— Task statement —
Below are some entries; state how many of their lines include the word "JSON" and give no more than that number.

— Available data —
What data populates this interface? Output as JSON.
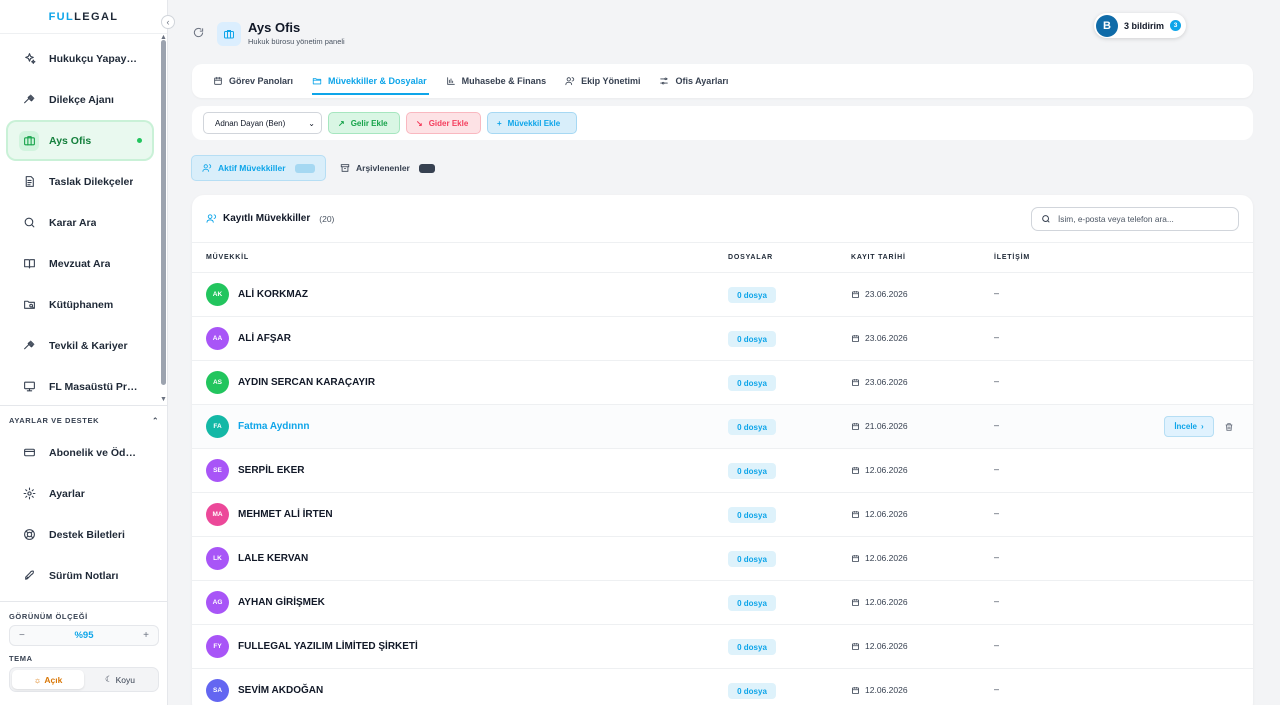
{
  "brand": {
    "part1": "FUL",
    "part2": "LEGAL"
  },
  "sidebar": {
    "items": [
      {
        "label": "Hukukçu Yapay Zeka",
        "icon": "sparkles-icon"
      },
      {
        "label": "Dilekçe Ajanı",
        "icon": "gavel-icon"
      },
      {
        "label": "Ays Ofis",
        "icon": "briefcase-icon",
        "active": true
      },
      {
        "label": "Taslak Dilekçeler",
        "icon": "document-icon"
      },
      {
        "label": "Karar Ara",
        "icon": "search-icon"
      },
      {
        "label": "Mevzuat Ara",
        "icon": "book-icon"
      },
      {
        "label": "Kütüphanem",
        "icon": "folder-search-icon"
      },
      {
        "label": "Tevkil & Kariyer",
        "icon": "gavel-icon"
      },
      {
        "label": "FL Masaüstü Programı",
        "icon": "monitor-icon"
      }
    ],
    "settings_title": "AYARLAR VE DESTEK",
    "settings_items": [
      {
        "label": "Abonelik ve Ödemeler",
        "icon": "credit-card-icon"
      },
      {
        "label": "Ayarlar",
        "icon": "gear-icon"
      },
      {
        "label": "Destek Biletleri",
        "icon": "lifebuoy-icon"
      },
      {
        "label": "Sürüm Notları",
        "icon": "rocket-icon"
      }
    ],
    "scale_title": "GÖRÜNÜM ÖLÇEĞİ",
    "scale_value": "%95",
    "theme_title": "TEMA",
    "theme_light": "Açık",
    "theme_dark": "Koyu"
  },
  "header": {
    "title": "Ays Ofis",
    "subtitle": "Hukuk bürosu yönetim paneli",
    "notif_label": "3 bildirim",
    "notif_count": "3",
    "avatar_letter": "B"
  },
  "tabs": [
    {
      "label": "Görev Panoları",
      "icon": "calendar-icon"
    },
    {
      "label": "Müvekkiller & Dosyalar",
      "icon": "folder-icon",
      "active": true
    },
    {
      "label": "Muhasebe & Finans",
      "icon": "bar-chart-icon"
    },
    {
      "label": "Ekip Yönetimi",
      "icon": "users-icon"
    },
    {
      "label": "Ofis Ayarları",
      "icon": "sliders-icon"
    }
  ],
  "actions": {
    "select_value": "Adnan Dayan (Ben)",
    "gelir": "Gelir Ekle",
    "gider": "Gider Ekle",
    "muvekkil": "Müvekkil Ekle"
  },
  "subtabs": {
    "active": "Aktif Müvekkiller",
    "archived": "Arşivlenenler"
  },
  "card": {
    "title": "Kayıtlı Müvekkiller",
    "count": "(20)",
    "search_placeholder": "İsim, e-posta veya telefon ara...",
    "columns": [
      "MÜVEKKİL",
      "DOSYALAR",
      "KAYIT TARİHİ",
      "İLETİŞİM"
    ],
    "incele": "İncele",
    "rows": [
      {
        "initials": "AK",
        "name": "ALİ KORKMAZ",
        "files": "0 dosya",
        "date": "23.06.2026",
        "contact": "–",
        "color": "#22c55e"
      },
      {
        "initials": "AA",
        "name": "ALİ AFŞAR",
        "files": "0 dosya",
        "date": "23.06.2026",
        "contact": "–",
        "color": "#a855f7"
      },
      {
        "initials": "AS",
        "name": "AYDIN SERCAN KARAÇAYIR",
        "files": "0 dosya",
        "date": "23.06.2026",
        "contact": "–",
        "color": "#22c55e"
      },
      {
        "initials": "FA",
        "name": "Fatma Aydınnn",
        "files": "0 dosya",
        "date": "21.06.2026",
        "contact": "–",
        "color": "#14b8a6",
        "hover": true
      },
      {
        "initials": "SE",
        "name": "SERPİL EKER",
        "files": "0 dosya",
        "date": "12.06.2026",
        "contact": "–",
        "color": "#a855f7"
      },
      {
        "initials": "MA",
        "name": "MEHMET ALİ İRTEN",
        "files": "0 dosya",
        "date": "12.06.2026",
        "contact": "–",
        "color": "#ec4899"
      },
      {
        "initials": "LK",
        "name": "LALE KERVAN",
        "files": "0 dosya",
        "date": "12.06.2026",
        "contact": "–",
        "color": "#a855f7"
      },
      {
        "initials": "AG",
        "name": "AYHAN GİRİŞMEK",
        "files": "0 dosya",
        "date": "12.06.2026",
        "contact": "–",
        "color": "#a855f7"
      },
      {
        "initials": "FY",
        "name": "FULLEGAL YAZILIM LİMİTED ŞİRKETİ",
        "files": "0 dosya",
        "date": "12.06.2026",
        "contact": "–",
        "color": "#a855f7"
      },
      {
        "initials": "SA",
        "name": "SEVİM AKDOĞAN",
        "files": "0 dosya",
        "date": "12.06.2026",
        "contact": "–",
        "color": "#6366f1"
      }
    ]
  }
}
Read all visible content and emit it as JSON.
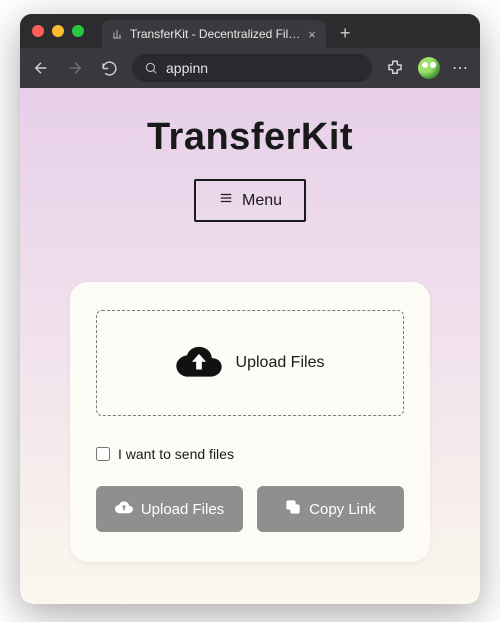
{
  "browser": {
    "tab_title": "TransferKit - Decentralized Fil…",
    "address_value": "appinn"
  },
  "page": {
    "brand": "TransferKit",
    "menu_label": "Menu",
    "dropzone_label": "Upload Files",
    "checkbox_label": "I want to send files",
    "upload_btn": "Upload Files",
    "copy_btn": "Copy Link"
  }
}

— Solution to the exercise —
2